“This building is an opportunity to create some sustainability. It allows more flexibility in how we serve our community,” she told The Chief, noting possessing assets will aid the society in gaining financial independence.
The social housing units will range from studios to one- and two-bedroom units. Many different Squamish organizations are currently seeking supportive housing in the community, but the project unfortunately won’t be able to accommodate them, Wynne said.
“It is impossible to do it all at once,” she said. “Eight units isn’t going to do it for what the need is.”
Differing hours of the facility’s use by user groups and shared parking allow the site to meet the municipal bylaw parking requirements for both the proposed three-storey and future five-storey building, stated a development services report to council. A total of 33 spaces will be provided on site, more stalls than are currently available on the property, Gordon said.
“We are building in an awful lot of bicycle space,” he told The Chief.
Although district staff recommended that council approve the proposal’s first two readings and move the project to a public hearing, district planner Elaine Naisby said the proposed facility’s traffic will impact the local neighbourhood. Municipal staff have heard adjacent residents’ concerns regarding sightlines, building height and on-street parking.
“Another concern is noise during the day, particularly from the daycare,” Naisby said.
Coun.
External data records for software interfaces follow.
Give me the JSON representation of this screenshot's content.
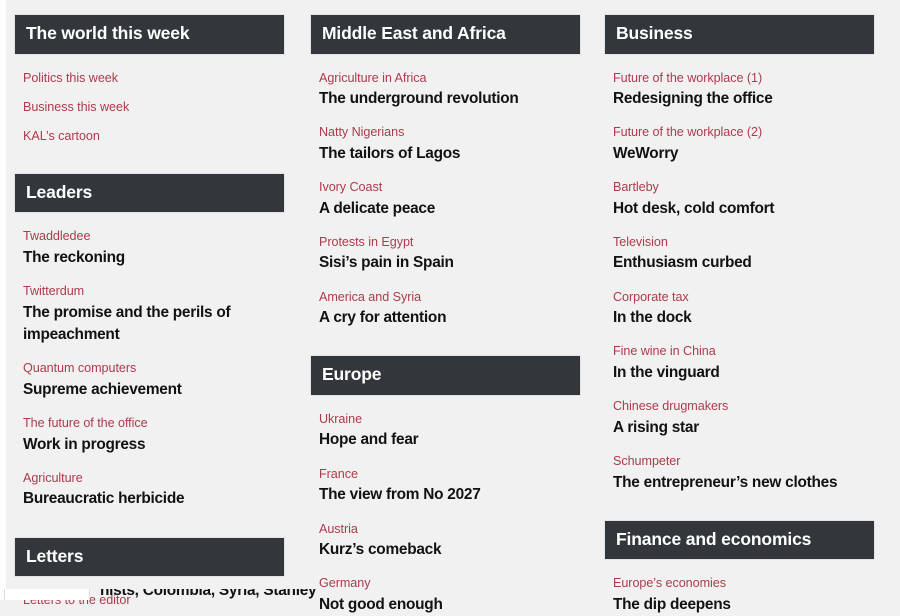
{
  "page": {
    "background_color": "#f1f1f1",
    "header_background_color": "#33363b",
    "header_text_color": "#ffffff",
    "rubric_color": "#ad3b4c",
    "headline_color": "#121212"
  },
  "columns": [
    {
      "name": "column-left",
      "sections": [
        {
          "title": "The world this week",
          "articles": [
            {
              "rubric": "Politics this week",
              "headline": ""
            },
            {
              "rubric": "Business this week",
              "headline": ""
            },
            {
              "rubric": "KAL’s cartoon",
              "headline": ""
            }
          ]
        },
        {
          "title": "Leaders",
          "articles": [
            {
              "rubric": "Twaddledee",
              "headline": "The reckoning"
            },
            {
              "rubric": "Twitterdum",
              "headline": "The promise and the perils of impeachment"
            },
            {
              "rubric": "Quantum computers",
              "headline": "Supreme achievement"
            },
            {
              "rubric": "The future of the office",
              "headline": "Work in progress"
            },
            {
              "rubric": "Agriculture",
              "headline": "Bureaucratic herbicide"
            }
          ]
        },
        {
          "title": "Letters",
          "articles": [
            {
              "rubric": "Letters to the editor",
              "headline": ""
            }
          ]
        }
      ]
    },
    {
      "name": "column-middle",
      "sections": [
        {
          "title": "Middle East and Africa",
          "articles": [
            {
              "rubric": "Agriculture in Africa",
              "headline": "The underground revolution"
            },
            {
              "rubric": "Natty Nigerians",
              "headline": "The tailors of Lagos"
            },
            {
              "rubric": "Ivory Coast",
              "headline": "A delicate peace"
            },
            {
              "rubric": "Protests in Egypt",
              "headline": "Sisi’s pain in Spain"
            },
            {
              "rubric": "America and Syria",
              "headline": "A cry for attention"
            }
          ]
        },
        {
          "title": "Europe",
          "articles": [
            {
              "rubric": "Ukraine",
              "headline": "Hope and fear"
            },
            {
              "rubric": "France",
              "headline": "The view from No 2027"
            },
            {
              "rubric": "Austria",
              "headline": "Kurz’s comeback"
            },
            {
              "rubric": "Germany",
              "headline": "Not good enough"
            }
          ]
        }
      ]
    },
    {
      "name": "column-right",
      "sections": [
        {
          "title": "Business",
          "articles": [
            {
              "rubric": "Future of the workplace (1)",
              "headline": "Redesigning the office"
            },
            {
              "rubric": "Future of the workplace (2)",
              "headline": "WeWorry"
            },
            {
              "rubric": "Bartleby",
              "headline": "Hot desk, cold comfort"
            },
            {
              "rubric": "Television",
              "headline": "Enthusiasm curbed"
            },
            {
              "rubric": "Corporate tax",
              "headline": "In the dock"
            },
            {
              "rubric": "Fine wine in China",
              "headline": "In the vinguard"
            },
            {
              "rubric": "Chinese drugmakers",
              "headline": "A rising star"
            },
            {
              "rubric": "Schumpeter",
              "headline": "The entrepreneur’s new clothes"
            }
          ]
        },
        {
          "title": "Finance and economics",
          "articles": [
            {
              "rubric": "Europe’s economies",
              "headline": "The dip deepens"
            }
          ]
        }
      ]
    }
  ],
  "bottom_clipped_row": {
    "partial_text": "nists, Colombia, Syria, Stanley"
  }
}
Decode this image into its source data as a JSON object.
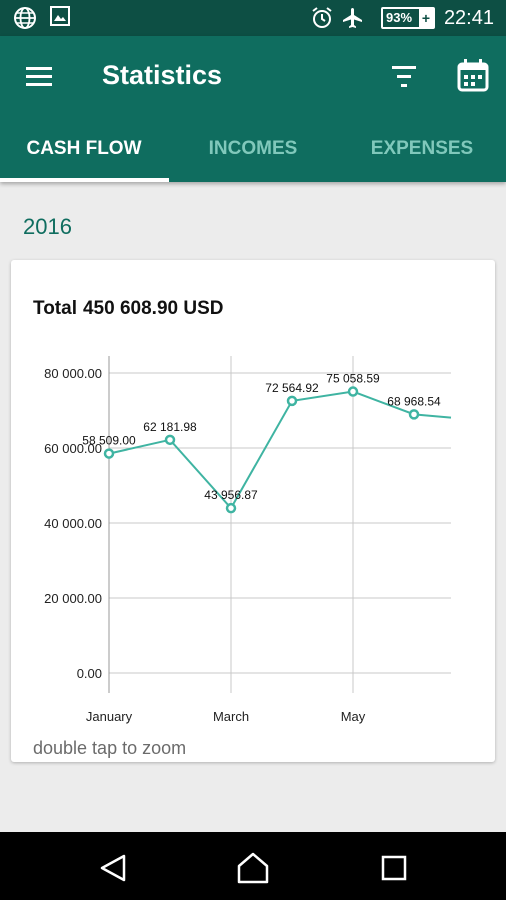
{
  "status_bar": {
    "time": "22:41",
    "battery": "93%",
    "battery_charging_symbol": "+",
    "icons": [
      "globe-icon",
      "image-icon",
      "alarm-icon",
      "airplane-mode-icon",
      "battery-icon"
    ]
  },
  "app_bar": {
    "title": "Statistics",
    "icons": [
      "menu-icon",
      "filter-icon",
      "calendar-icon"
    ],
    "tabs": [
      {
        "label": "CASH FLOW",
        "active": true
      },
      {
        "label": "INCOMES",
        "active": false
      },
      {
        "label": "EXPENSES",
        "active": false
      }
    ]
  },
  "colors": {
    "primary": "#0f6d5f",
    "primary_dark": "#0d4f44",
    "tab_inactive": "#80c8bb",
    "line": "#3fb4a2",
    "background": "#ececec"
  },
  "section": {
    "year": "2016"
  },
  "summary": {
    "total_label": "Total",
    "total_value": "450 608.90 USD"
  },
  "chart_data": {
    "type": "line",
    "x_tick_labels": [
      "January",
      "March",
      "May"
    ],
    "y_tick_labels": [
      "0.00",
      "20 000.00",
      "40 000.00",
      "60 000.00",
      "80 000.00"
    ],
    "ylim": [
      0,
      80000
    ],
    "series": [
      {
        "points": [
          {
            "month": 1,
            "value": 58509.0,
            "label": "58 509.00"
          },
          {
            "month": 2,
            "value": 62181.98,
            "label": "62 181.98"
          },
          {
            "month": 3,
            "value": 43956.87,
            "label": "43 956.87"
          },
          {
            "month": 4,
            "value": 72564.92,
            "label": "72 564.92"
          },
          {
            "month": 5,
            "value": 75058.59,
            "label": "75 058.59"
          },
          {
            "month": 6,
            "value": 68968.54,
            "label": "68 968.54"
          }
        ],
        "continues_right_value": 68100
      }
    ],
    "grid": true
  },
  "hint": "double tap to zoom",
  "nav_bar": {
    "buttons": [
      "back-icon",
      "home-icon",
      "recents-icon"
    ]
  }
}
Susan Chapelle, who lives behind the proposed project, said she wants to see the centre go ahead, as it would provide multiple benefits to the community.
“If you are living downtown, you have to expect density,” she said.
The public hearing on the project is set for Tuesday, Nov. 20, at 7 p.m. at municipal hall.